Extracted data section start

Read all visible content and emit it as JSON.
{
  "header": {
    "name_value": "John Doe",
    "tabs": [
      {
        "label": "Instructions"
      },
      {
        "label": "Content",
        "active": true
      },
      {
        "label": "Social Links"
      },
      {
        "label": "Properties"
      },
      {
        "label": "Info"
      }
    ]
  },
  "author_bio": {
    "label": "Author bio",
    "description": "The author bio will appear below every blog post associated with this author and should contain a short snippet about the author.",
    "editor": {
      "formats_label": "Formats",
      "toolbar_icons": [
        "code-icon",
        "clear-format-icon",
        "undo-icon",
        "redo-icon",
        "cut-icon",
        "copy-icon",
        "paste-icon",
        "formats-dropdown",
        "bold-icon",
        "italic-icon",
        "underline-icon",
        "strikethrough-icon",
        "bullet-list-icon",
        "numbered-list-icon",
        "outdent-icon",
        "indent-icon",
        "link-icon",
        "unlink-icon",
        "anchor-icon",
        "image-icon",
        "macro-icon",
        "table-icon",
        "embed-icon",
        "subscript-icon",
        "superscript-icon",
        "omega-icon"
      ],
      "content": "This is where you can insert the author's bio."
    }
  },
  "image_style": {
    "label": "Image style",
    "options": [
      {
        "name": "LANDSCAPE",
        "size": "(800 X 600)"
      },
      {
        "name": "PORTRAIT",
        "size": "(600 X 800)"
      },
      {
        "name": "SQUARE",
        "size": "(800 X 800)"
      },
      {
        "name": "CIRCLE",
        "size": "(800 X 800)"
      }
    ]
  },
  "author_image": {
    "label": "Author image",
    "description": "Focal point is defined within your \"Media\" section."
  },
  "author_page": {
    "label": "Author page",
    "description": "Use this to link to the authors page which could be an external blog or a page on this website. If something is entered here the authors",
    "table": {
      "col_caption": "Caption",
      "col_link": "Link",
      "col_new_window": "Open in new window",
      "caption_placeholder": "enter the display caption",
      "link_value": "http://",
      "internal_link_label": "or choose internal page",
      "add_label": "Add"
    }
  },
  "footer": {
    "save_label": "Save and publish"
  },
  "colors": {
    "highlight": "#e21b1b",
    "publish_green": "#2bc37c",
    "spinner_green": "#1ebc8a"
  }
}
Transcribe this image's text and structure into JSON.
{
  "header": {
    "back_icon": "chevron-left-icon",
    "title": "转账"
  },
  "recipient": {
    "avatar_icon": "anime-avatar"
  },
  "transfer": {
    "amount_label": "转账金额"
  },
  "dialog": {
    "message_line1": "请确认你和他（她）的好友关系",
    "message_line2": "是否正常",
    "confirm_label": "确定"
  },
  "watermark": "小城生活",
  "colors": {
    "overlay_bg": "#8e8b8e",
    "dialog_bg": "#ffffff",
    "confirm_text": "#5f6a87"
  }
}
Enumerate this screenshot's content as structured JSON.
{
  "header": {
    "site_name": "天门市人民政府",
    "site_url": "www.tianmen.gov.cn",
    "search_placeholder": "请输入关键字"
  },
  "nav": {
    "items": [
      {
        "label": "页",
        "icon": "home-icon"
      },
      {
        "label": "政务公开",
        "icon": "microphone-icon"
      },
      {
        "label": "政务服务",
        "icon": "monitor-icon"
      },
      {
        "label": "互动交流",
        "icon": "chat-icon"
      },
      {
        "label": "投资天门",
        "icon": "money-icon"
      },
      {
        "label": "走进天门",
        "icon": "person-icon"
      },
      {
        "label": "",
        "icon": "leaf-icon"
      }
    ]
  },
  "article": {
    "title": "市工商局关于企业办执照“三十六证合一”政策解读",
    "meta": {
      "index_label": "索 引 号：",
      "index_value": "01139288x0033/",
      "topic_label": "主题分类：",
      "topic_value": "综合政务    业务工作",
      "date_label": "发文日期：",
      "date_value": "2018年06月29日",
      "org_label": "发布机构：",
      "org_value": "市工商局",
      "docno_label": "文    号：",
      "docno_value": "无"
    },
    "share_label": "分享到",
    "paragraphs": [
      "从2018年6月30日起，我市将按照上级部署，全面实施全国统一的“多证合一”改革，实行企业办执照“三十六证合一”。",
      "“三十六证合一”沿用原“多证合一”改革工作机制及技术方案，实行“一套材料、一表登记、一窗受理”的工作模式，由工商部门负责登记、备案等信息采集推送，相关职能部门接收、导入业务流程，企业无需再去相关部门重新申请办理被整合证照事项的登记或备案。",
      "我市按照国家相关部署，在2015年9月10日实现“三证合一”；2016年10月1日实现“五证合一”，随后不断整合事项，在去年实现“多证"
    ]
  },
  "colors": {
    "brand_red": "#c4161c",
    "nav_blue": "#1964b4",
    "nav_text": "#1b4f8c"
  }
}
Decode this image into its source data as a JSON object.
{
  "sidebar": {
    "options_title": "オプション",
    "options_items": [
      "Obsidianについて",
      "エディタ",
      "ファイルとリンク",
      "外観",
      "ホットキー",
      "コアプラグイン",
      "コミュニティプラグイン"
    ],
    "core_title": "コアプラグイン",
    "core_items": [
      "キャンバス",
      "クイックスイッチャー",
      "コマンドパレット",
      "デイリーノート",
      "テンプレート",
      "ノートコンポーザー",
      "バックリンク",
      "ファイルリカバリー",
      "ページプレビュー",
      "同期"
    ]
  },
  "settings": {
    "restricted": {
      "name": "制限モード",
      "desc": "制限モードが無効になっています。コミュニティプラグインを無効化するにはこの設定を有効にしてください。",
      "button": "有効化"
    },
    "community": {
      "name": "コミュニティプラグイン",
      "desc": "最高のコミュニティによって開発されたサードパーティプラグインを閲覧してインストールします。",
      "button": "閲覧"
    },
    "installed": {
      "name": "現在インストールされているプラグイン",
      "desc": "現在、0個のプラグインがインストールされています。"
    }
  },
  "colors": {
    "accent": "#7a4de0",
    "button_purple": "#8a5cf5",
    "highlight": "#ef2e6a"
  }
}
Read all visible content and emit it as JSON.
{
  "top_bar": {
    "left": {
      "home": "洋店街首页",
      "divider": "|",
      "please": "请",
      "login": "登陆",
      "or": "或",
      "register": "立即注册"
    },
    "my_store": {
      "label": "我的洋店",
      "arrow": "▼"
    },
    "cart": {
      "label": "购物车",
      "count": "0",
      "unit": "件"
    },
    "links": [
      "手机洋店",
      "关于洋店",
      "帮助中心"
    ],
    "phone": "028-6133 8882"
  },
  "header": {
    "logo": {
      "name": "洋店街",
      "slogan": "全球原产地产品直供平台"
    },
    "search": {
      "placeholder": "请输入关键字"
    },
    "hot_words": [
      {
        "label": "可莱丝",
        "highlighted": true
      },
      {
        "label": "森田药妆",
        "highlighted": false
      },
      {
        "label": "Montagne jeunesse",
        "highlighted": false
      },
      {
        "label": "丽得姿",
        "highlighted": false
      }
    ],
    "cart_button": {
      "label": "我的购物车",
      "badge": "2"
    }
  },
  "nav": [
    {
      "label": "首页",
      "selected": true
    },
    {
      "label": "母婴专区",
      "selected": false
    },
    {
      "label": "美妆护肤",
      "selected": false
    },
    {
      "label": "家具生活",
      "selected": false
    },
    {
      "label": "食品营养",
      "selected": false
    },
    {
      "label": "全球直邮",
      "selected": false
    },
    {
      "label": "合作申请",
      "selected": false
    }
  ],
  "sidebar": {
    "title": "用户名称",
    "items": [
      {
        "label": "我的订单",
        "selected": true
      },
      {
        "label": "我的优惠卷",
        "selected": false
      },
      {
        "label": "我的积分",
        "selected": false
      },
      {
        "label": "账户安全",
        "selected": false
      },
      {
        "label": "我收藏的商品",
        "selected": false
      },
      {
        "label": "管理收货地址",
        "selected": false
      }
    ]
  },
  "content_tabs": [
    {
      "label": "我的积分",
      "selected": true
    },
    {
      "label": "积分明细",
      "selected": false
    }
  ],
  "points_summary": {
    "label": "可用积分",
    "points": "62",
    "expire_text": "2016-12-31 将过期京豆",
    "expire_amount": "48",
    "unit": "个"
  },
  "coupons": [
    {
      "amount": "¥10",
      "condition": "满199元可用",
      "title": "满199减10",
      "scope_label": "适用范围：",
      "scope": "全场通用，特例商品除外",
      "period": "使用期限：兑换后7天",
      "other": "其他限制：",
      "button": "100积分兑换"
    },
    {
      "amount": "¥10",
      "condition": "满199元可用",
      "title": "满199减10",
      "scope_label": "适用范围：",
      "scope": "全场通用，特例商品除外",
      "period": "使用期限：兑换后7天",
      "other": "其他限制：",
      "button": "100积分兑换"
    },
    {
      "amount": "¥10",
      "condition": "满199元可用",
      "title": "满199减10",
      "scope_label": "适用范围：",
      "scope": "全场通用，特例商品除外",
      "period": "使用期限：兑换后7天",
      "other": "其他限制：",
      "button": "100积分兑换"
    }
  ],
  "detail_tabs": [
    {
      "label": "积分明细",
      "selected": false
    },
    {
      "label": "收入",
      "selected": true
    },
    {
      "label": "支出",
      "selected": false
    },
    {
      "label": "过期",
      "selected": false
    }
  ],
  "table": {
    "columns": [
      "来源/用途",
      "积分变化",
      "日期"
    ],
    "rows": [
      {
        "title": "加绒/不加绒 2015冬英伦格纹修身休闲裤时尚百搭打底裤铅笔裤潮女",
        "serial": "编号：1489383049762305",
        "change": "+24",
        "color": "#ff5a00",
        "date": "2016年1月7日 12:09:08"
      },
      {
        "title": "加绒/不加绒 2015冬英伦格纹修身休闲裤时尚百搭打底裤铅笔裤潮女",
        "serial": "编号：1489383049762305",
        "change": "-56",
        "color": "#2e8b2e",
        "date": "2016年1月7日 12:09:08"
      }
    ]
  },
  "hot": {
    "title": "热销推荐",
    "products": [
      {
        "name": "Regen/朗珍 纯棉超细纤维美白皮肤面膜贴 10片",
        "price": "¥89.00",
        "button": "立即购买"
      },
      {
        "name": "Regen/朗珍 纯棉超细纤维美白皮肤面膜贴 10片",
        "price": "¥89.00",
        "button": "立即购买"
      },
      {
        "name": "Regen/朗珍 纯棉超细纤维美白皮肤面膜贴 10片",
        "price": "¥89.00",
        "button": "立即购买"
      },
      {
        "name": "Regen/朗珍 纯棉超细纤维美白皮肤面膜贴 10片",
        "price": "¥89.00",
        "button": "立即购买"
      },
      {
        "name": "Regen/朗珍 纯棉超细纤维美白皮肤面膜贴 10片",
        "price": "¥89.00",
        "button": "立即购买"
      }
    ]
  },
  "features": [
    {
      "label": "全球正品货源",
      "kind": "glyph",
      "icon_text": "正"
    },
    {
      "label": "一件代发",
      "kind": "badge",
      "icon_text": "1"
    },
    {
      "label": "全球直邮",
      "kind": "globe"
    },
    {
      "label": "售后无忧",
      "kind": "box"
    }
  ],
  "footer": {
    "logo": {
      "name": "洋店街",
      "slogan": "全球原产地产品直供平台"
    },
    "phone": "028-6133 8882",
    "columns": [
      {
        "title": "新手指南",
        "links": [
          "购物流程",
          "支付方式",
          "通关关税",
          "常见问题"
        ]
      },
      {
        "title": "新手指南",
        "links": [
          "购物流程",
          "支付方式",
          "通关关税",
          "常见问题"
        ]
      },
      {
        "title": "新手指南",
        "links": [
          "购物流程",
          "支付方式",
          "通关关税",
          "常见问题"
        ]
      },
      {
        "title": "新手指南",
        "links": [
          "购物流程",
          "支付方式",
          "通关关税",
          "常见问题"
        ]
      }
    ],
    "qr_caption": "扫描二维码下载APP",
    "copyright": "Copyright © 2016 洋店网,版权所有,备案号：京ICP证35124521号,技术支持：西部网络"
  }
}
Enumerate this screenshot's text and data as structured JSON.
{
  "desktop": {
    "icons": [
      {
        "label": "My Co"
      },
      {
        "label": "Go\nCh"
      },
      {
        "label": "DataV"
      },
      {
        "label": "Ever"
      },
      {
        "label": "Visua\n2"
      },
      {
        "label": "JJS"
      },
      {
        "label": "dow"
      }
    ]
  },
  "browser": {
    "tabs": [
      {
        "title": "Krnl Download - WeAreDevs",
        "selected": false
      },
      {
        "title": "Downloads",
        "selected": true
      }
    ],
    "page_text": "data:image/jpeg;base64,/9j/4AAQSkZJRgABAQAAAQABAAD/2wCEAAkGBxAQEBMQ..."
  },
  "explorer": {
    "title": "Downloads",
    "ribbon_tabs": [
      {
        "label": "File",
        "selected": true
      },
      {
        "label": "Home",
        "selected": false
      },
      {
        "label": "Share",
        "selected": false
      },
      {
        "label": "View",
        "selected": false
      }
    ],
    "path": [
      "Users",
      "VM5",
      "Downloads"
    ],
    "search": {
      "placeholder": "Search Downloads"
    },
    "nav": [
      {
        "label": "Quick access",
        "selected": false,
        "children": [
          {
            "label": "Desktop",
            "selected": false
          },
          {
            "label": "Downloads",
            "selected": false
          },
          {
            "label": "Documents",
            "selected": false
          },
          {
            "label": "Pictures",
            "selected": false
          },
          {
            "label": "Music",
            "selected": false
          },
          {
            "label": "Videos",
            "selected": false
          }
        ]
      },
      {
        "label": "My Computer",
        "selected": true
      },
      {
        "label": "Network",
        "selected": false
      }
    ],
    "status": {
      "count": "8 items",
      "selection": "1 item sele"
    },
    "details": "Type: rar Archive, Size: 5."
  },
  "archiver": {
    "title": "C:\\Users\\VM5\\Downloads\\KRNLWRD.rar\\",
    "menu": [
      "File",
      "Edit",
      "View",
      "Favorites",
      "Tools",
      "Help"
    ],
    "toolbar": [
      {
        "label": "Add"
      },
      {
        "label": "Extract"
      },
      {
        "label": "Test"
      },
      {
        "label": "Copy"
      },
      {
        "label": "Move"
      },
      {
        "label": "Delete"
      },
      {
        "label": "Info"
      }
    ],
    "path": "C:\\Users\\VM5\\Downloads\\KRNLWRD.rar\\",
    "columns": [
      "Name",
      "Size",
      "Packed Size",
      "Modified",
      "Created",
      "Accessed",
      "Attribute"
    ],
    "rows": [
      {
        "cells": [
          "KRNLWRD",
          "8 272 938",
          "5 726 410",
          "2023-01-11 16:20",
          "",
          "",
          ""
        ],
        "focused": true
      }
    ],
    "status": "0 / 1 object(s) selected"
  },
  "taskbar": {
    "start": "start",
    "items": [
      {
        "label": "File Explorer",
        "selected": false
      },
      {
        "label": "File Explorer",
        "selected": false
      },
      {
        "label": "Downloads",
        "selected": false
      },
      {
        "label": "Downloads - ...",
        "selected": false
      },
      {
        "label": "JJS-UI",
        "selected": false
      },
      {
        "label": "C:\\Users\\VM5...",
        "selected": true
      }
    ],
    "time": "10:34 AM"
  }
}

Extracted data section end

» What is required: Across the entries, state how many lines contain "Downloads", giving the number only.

» Exercise solution: 9